**What you have to do**
In the records below, some lines contain "used"; state the number of such lines and nothing else.

**Dataset extract**
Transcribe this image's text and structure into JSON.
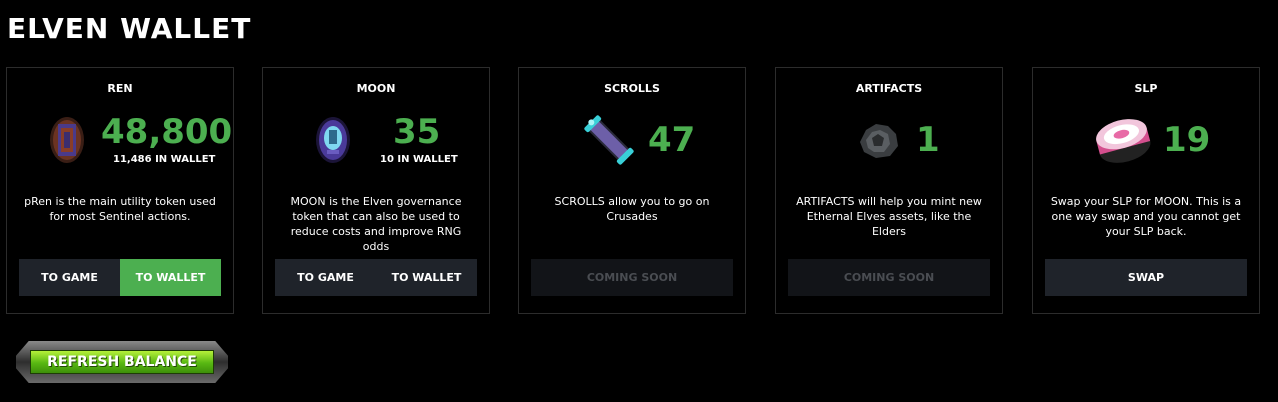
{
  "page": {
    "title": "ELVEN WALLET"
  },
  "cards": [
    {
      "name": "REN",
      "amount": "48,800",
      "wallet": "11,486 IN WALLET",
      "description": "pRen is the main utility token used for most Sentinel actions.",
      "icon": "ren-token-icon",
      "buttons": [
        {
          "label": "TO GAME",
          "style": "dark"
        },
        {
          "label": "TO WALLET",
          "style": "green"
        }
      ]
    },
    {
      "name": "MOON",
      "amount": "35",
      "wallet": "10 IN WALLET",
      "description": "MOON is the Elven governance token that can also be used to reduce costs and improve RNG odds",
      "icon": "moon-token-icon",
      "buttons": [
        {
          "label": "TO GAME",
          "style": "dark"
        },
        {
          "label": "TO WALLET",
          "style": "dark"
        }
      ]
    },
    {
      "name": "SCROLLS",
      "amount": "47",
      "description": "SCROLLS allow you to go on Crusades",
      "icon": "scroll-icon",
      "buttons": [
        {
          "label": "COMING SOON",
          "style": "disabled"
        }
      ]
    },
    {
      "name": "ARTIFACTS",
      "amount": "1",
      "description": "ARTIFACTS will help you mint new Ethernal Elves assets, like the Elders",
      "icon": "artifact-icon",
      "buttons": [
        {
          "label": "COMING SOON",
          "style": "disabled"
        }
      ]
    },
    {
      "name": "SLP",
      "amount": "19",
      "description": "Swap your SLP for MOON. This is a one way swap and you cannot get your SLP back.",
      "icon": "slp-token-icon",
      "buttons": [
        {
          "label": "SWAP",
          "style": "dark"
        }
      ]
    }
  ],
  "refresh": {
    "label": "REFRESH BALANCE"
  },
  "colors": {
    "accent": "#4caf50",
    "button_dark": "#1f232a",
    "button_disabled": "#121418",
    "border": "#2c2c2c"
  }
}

**Response area**
2